(Excerpts from an interface dataset)

::::

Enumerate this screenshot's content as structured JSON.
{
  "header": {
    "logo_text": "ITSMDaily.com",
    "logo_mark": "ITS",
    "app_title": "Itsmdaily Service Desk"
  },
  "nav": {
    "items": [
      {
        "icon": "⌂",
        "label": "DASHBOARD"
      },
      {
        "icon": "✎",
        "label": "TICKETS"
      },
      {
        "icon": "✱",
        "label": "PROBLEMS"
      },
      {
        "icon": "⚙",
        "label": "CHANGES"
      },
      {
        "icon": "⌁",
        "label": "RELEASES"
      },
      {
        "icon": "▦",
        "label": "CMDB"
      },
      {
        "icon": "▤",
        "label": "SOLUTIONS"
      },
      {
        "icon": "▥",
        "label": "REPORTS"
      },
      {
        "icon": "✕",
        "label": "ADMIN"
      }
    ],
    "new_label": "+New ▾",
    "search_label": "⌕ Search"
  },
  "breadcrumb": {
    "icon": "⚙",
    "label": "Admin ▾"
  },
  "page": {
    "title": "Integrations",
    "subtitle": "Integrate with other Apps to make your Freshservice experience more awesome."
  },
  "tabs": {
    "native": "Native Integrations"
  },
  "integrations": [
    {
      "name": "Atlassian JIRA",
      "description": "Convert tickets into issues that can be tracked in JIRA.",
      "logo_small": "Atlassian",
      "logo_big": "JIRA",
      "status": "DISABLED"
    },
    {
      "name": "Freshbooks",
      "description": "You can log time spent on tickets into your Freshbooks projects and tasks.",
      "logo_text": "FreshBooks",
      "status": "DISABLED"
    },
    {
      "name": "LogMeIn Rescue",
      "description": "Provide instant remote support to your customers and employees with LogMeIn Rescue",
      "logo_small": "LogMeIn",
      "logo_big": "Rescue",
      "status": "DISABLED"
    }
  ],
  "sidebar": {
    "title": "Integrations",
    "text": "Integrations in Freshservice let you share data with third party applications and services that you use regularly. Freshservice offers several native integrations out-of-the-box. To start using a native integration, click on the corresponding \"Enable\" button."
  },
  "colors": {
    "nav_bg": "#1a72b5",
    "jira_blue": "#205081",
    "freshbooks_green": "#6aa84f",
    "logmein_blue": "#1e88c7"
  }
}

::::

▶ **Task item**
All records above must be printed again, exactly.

▶ **Solution to this problem**
Enumerate this screenshot's content as structured JSON.
{
  "header": {
    "logo_text": "ITSMDaily.com",
    "logo_mark": "ITS",
    "app_title": "Itsmdaily Service Desk"
  },
  "nav": {
    "items": [
      {
        "icon": "⌂",
        "label": "DASHBOARD"
      },
      {
        "icon": "✎",
        "label": "TICKETS"
      },
      {
        "icon": "✱",
        "label": "PROBLEMS"
      },
      {
        "icon": "⚙",
        "label": "CHANGES"
      },
      {
        "icon": "⌁",
        "label": "RELEASES"
      },
      {
        "icon": "▦",
        "label": "CMDB"
      },
      {
        "icon": "▤",
        "label": "SOLUTIONS"
      },
      {
        "icon": "▥",
        "label": "REPORTS"
      },
      {
        "icon": "✕",
        "label": "ADMIN"
      }
    ],
    "new_label": "+New ▾",
    "search_label": "⌕ Search"
  },
  "breadcrumb": {
    "icon": "⚙",
    "label": "Admin ▾"
  },
  "page": {
    "title": "Integrations",
    "subtitle": "Integrate with other Apps to make your Freshservice experience more awesome."
  },
  "tabs": {
    "native": "Native Integrations"
  },
  "integrations": [
    {
      "name": "Atlassian JIRA",
      "description": "Convert tickets into issues that can be tracked in JIRA.",
      "logo_small": "Atlassian",
      "logo_big": "JIRA",
      "status": "DISABLED"
    },
    {
      "name": "Freshbooks",
      "description": "You can log time spent on tickets into your Freshbooks projects and tasks.",
      "logo_text": "FreshBooks",
      "status": "DISABLED"
    },
    {
      "name": "LogMeIn Rescue",
      "description": "Provide instant remote support to your customers and employees with LogMeIn Rescue",
      "logo_small": "LogMeIn",
      "logo_big": "Rescue",
      "status": "DISABLED"
    }
  ],
  "sidebar": {
    "title": "Integrations",
    "text": "Integrations in Freshservice let you share data with third party applications and services that you use regularly. Freshservice offers several native integrations out-of-the-box. To start using a native integration, click on the corresponding \"Enable\" button."
  },
  "colors": {
    "nav_bg": "#1a72b5",
    "jira_blue": "#205081",
    "freshbooks_green": "#6aa84f",
    "logmein_blue": "#1e88c7"
  }
}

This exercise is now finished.